Feeds:
Posts
Comments

Posts Tagged ‘Independent’

I received my voting card for 15th November’s elections for the West Midlands Police and Crime Commissioner in the post a couple of weeks ago. Until last week, the only opinion I have had about this election is that using the acronym PCC for this new job will confuse both Anglicans and anyone who followed the Leveson inquiry.

Since we don’t watch local news on telly and don’t regularly get a local paper, we have had no idea about who is standing or what the job entails. So in my quest to have an informed vote, I duly googled and found a BBC website which gave me the lowdown on the candidates (there is also a national site that will enable you to see candidates).

There is the usual collection of political candidates and three independents, but the person who stood out for me is one of the independents. Derek Webley is a local guy (he’s based just up the road from our parish), who has excellent relevant experience (having already led the West Midlands Police Board – the first independent to do so) and he is a Christian. I don’t want to see policing politicised and a win for Derek Webley would keep policing out of party hands but not deliver it to someone inexperienced and unsuitable. I wonder if people’s dissatisfaction with politicians at the moment will deliver us any independent Police and Crime Commissioners, though? Or are we so stuck with the political system, with its teams of leafleting volunteers, that independents have no chance? I shall be encouraging people to vote, as usual, but I’m a little despairing about the outcome.

 

Read Full Post »

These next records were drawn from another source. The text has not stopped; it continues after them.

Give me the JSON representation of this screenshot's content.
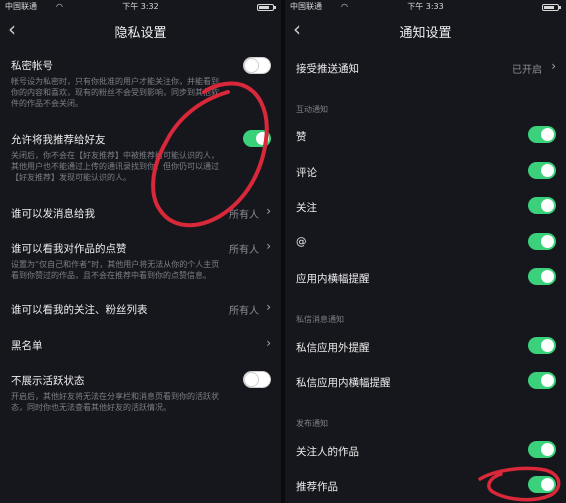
{
  "left": {
    "status": {
      "carrier": "中国联通",
      "time": "下午 3:32"
    },
    "nav": {
      "title": "隐私设置"
    },
    "private_account": {
      "title": "私密帐号",
      "desc": "帐号设为私密时，只有你批准的用户才能关注你，并能看到你的内容和喜欢，现有的粉丝不会受到影响，同步到其他软件的作品不会关闭。",
      "enabled": false
    },
    "recommend_friends": {
      "title": "允许将我推荐给好友",
      "desc": "关闭后，你不会在【好友推荐】中被推荐给可能认识的人，其他用户也不能通过上传的通讯录找到你，但你仍可以通过【好友推荐】发现可能认识的人。",
      "enabled": true
    },
    "who_can_message": {
      "title": "谁可以发消息给我",
      "value": "所有人"
    },
    "who_can_see_likes": {
      "title": "谁可以看我对作品的点赞",
      "value": "所有人",
      "desc": "设置为“仅自己和作者”时，其他用户将无法从你的个人主页看到你赞过的作品，且不会在推荐中看到你的点赞信息。"
    },
    "who_can_see_lists": {
      "title": "谁可以看我的关注、粉丝列表",
      "value": "所有人"
    },
    "blacklist": {
      "title": "黑名单"
    },
    "hide_activity": {
      "title": "不展示活跃状态",
      "desc": "开启后，其他好友将无法在分享栏和消息页看到你的活跃状态，同时你也无法查看其他好友的活跃情况。",
      "enabled": false
    }
  },
  "right": {
    "status": {
      "carrier": "中国联通",
      "time": "下午 3:33"
    },
    "nav": {
      "title": "通知设置"
    },
    "push": {
      "title": "接受推送通知",
      "value": "已开启"
    },
    "sections": {
      "interaction": "互动通知",
      "private_message": "私信消息通知",
      "publish": "发布通知"
    },
    "items": {
      "like": {
        "title": "赞",
        "enabled": true
      },
      "comment": {
        "title": "评论",
        "enabled": true
      },
      "follow": {
        "title": "关注",
        "enabled": true
      },
      "mention": {
        "title": "@",
        "enabled": true
      },
      "in_app_banner": {
        "title": "应用内横幅提醒",
        "enabled": true
      },
      "pm_out_app": {
        "title": "私信应用外提醒",
        "enabled": true
      },
      "pm_in_app_banner": {
        "title": "私信应用内横幅提醒",
        "enabled": true
      },
      "followed_works": {
        "title": "关注人的作品",
        "enabled": true
      },
      "recommended_works": {
        "title": "推荐作品",
        "enabled": true
      }
    }
  },
  "colors": {
    "toggle_on": "#3bd07a",
    "annotation": "#d9283a",
    "background": "#16171d"
  },
  "icons": [
    "back-chevron-icon",
    "chevron-right-icon",
    "wifi-icon",
    "battery-icon"
  ]
}
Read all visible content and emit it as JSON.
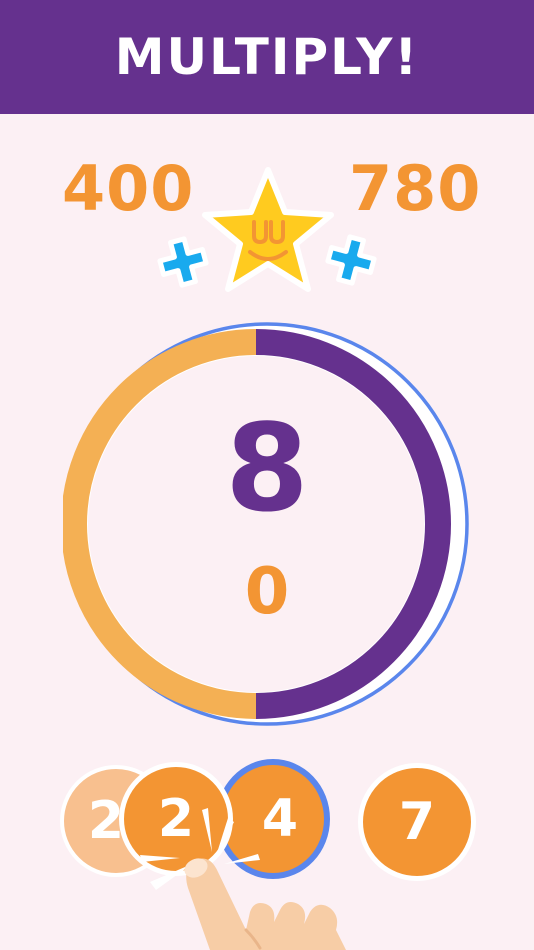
{
  "header": {
    "title": "MULTIPLY!"
  },
  "scores": {
    "left": "400",
    "right": "780"
  },
  "target": {
    "value": "8",
    "current": "0",
    "progress": 0.5
  },
  "tiles": [
    {
      "label": "2",
      "state": "faded"
    },
    {
      "label": "2",
      "state": "pressed"
    },
    {
      "label": "4",
      "state": "selected"
    },
    {
      "label": "7",
      "state": "available"
    }
  ],
  "colors": {
    "header_bg": "#65318e",
    "background": "#fcf0f4",
    "orange": "#f39533",
    "light_orange": "#f4b054",
    "purple": "#65318e",
    "blue_ring": "#5a86ec",
    "star_yellow": "#ffcb1f",
    "plus_blue": "#19aaee"
  },
  "icons": [
    "star-face-icon",
    "plus-icon",
    "pointing-hand-icon"
  ]
}
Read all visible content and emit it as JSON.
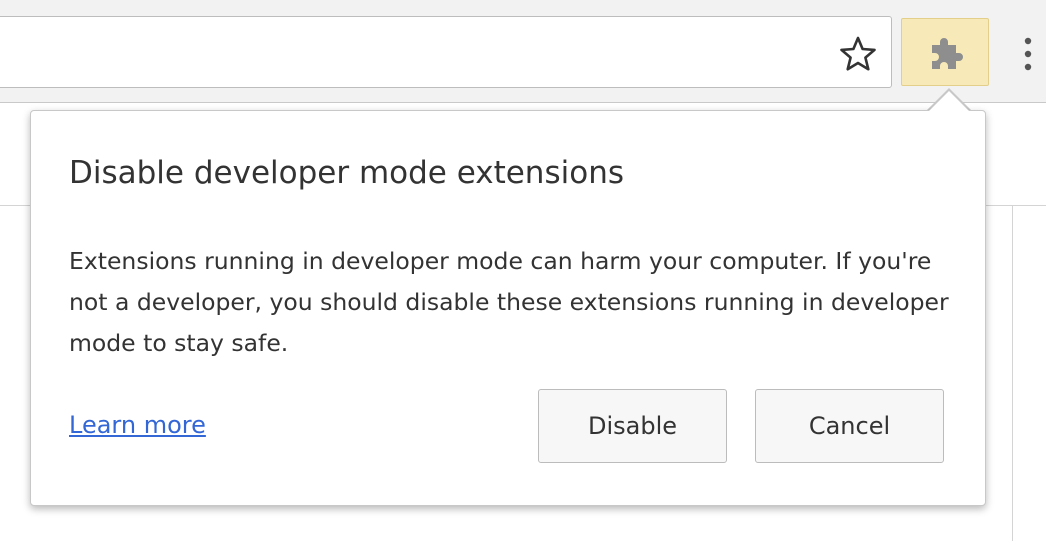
{
  "toolbar": {
    "icons": {
      "bookmark": "star-icon",
      "extension": "puzzle-piece-icon",
      "menu": "more-vertical-icon"
    },
    "extension_button_color": "#f7e9b8"
  },
  "bubble": {
    "title": "Disable developer mode extensions",
    "body": "Extensions running in developer mode can harm your computer. If you're not a developer, you should disable these extensions running in developer mode to stay safe.",
    "learn_more": "Learn more",
    "disable_label": "Disable",
    "cancel_label": "Cancel",
    "link_color": "#3367d6"
  }
}
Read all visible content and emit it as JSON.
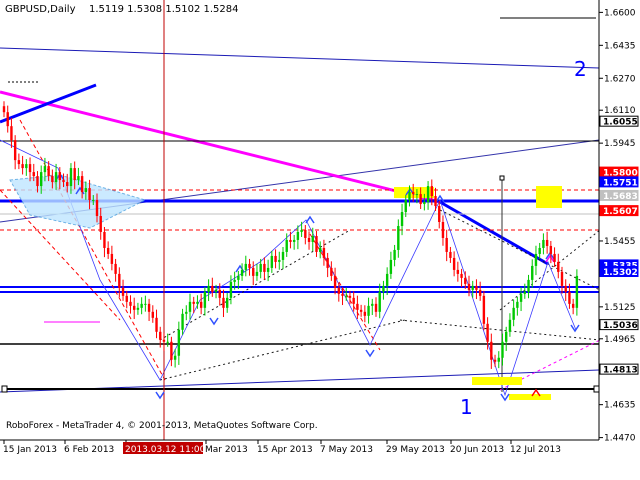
{
  "header": {
    "symbol_tf": "GBPUSD,Daily",
    "ohlc": "1.5119 1.5308 1.5102 1.5284"
  },
  "footer": {
    "copyright": "RoboForex - MetaTrader 4, © 2001-2013, MetaQuotes Software Corp."
  },
  "wave_labels": [
    "1",
    "2"
  ],
  "colors": {
    "accent_blue": "#0000ff",
    "magenta": "#ff00ff",
    "red": "#ff0000",
    "highlight_yellow": "#ffff00",
    "bull": "#00c800",
    "bear": "#ff0000",
    "crosshair": "#c00000"
  },
  "chart_data": {
    "type": "candlestick",
    "symbol": "GBPUSD",
    "timeframe": "Daily",
    "ylim": [
      1.4458,
      1.6662
    ],
    "price_ticks": [
      "1.6600",
      "1.6435",
      "1.6270",
      "1.6110",
      "1.5945",
      "1.5780",
      "1.5615",
      "1.5455",
      "1.5290",
      "1.5125",
      "1.4965",
      "1.4800",
      "1.4635",
      "1.4470"
    ],
    "highlighted_prices": [
      {
        "label": "1.6055",
        "color": "#000000"
      },
      {
        "label": "1.5800",
        "color": "#ff0000"
      },
      {
        "label": "1.5751",
        "color": "#0000ff"
      },
      {
        "label": "1.5683",
        "color": "#c0c0c0"
      },
      {
        "label": "1.5607",
        "color": "#ff0000"
      },
      {
        "label": "1.5335",
        "color": "#0000ff"
      },
      {
        "label": "1.5302",
        "color": "#0000ff"
      },
      {
        "label": "1.5036",
        "color": "#000000"
      },
      {
        "label": "1.4813",
        "color": "#000000"
      }
    ],
    "x_labels": [
      "15 Jan 2013",
      "6 Feb 2013",
      "2013.03.12 11:00",
      "Mar 2013",
      "15 Apr 2013",
      "7 May 2013",
      "29 May 2013",
      "20 Jun 2013",
      "12 Jul 2013"
    ],
    "crosshair_label": "2013.03.12 11:00",
    "close_series": [
      1.61,
      1.603,
      1.596,
      1.586,
      1.584,
      1.582,
      1.584,
      1.58,
      1.578,
      1.573,
      1.58,
      1.583,
      1.578,
      1.575,
      1.58,
      1.576,
      1.575,
      1.573,
      1.582,
      1.576,
      1.578,
      1.57,
      1.572,
      1.566,
      1.566,
      1.558,
      1.55,
      1.542,
      1.539,
      1.534,
      1.529,
      1.522,
      1.518,
      1.515,
      1.513,
      1.511,
      1.512,
      1.514,
      1.514,
      1.51,
      1.507,
      1.5,
      1.496,
      1.495,
      1.495,
      1.486,
      1.488,
      1.501,
      1.509,
      1.51,
      1.515,
      1.514,
      1.515,
      1.512,
      1.52,
      1.523,
      1.52,
      1.521,
      1.517,
      1.512,
      1.517,
      1.525,
      1.526,
      1.528,
      1.531,
      1.534,
      1.532,
      1.528,
      1.53,
      1.534,
      1.53,
      1.532,
      1.538,
      1.535,
      1.536,
      1.54,
      1.546,
      1.545,
      1.546,
      1.55,
      1.551,
      1.547,
      1.545,
      1.548,
      1.54,
      1.542,
      1.537,
      1.532,
      1.528,
      1.522,
      1.519,
      1.518,
      1.518,
      1.517,
      1.514,
      1.511,
      1.51,
      1.508,
      1.513,
      1.514,
      1.51,
      1.52,
      1.523,
      1.529,
      1.536,
      1.541,
      1.553,
      1.56,
      1.566,
      1.57,
      1.569,
      1.569,
      1.564,
      1.565,
      1.573,
      1.568,
      1.563,
      1.555,
      1.547,
      1.54,
      1.537,
      1.531,
      1.529,
      1.527,
      1.524,
      1.521,
      1.523,
      1.521,
      1.518,
      1.504,
      1.495,
      1.486,
      1.485,
      1.487,
      1.495,
      1.5,
      1.506,
      1.512,
      1.515,
      1.519,
      1.52,
      1.526,
      1.533,
      1.539,
      1.542,
      1.546,
      1.543,
      1.539,
      1.535,
      1.53,
      1.523,
      1.52,
      1.514,
      1.512,
      1.528
    ]
  }
}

In today’s Independent, Mary Ann Sieghart, who is not a Christian believer, eloquently defends the Church of England against recent attacks from Richard Dawkins, who appears to think that the church is a worthless and even malign institution.

One of Ms Sieghart’s reasons for that defence chimed strongly with me:

Social workers, teachers and doctors may commute into impoverished areas, but the vicar is often the only professional still living in the parish he or she serves. You don’t get more in touch than that.

Inner city vicars see it all

I am sometimes intensely frustrated as local friends deal with professionals who come into our parish to run things and advise people on their lives. Once you live outside an area it is very difficult to truly know the people who live there. The parish system of the Church of England is one of its true strengths.

Vicars know their parishes better than many social workers, councillors and politicians know their patch. Their houses are not open to callers, they are not mingling with local folk at multiple weekly events attended by the young, the old and the needy. Knowing people is about more than hearing their problems at a surgery or dealing with them in a professional capacity. It’s about being with them, drinking coffee and eating cake, weeping with them and just hanging out.

Christians in churches other than the CofE are also serving in the inner city and deprived urban areas – for example, Mez McConnell is pastor of a church on a housing scheme in Niddrie, the most deprived housing estate in Edinburgh.

I wonder how many of Richard Dawkins’ atheist pals have chosen to live in an inner city area to make a difference? How many of them are visiting the elderly and running youth clubs? God’s love motivates us to serve the folk in our parish and to live in an area that most people would be unlikely to choose as ‘desirable’. What motivates Richard Dawkins I wonder?

Read Full Post »

%d bloggers like this: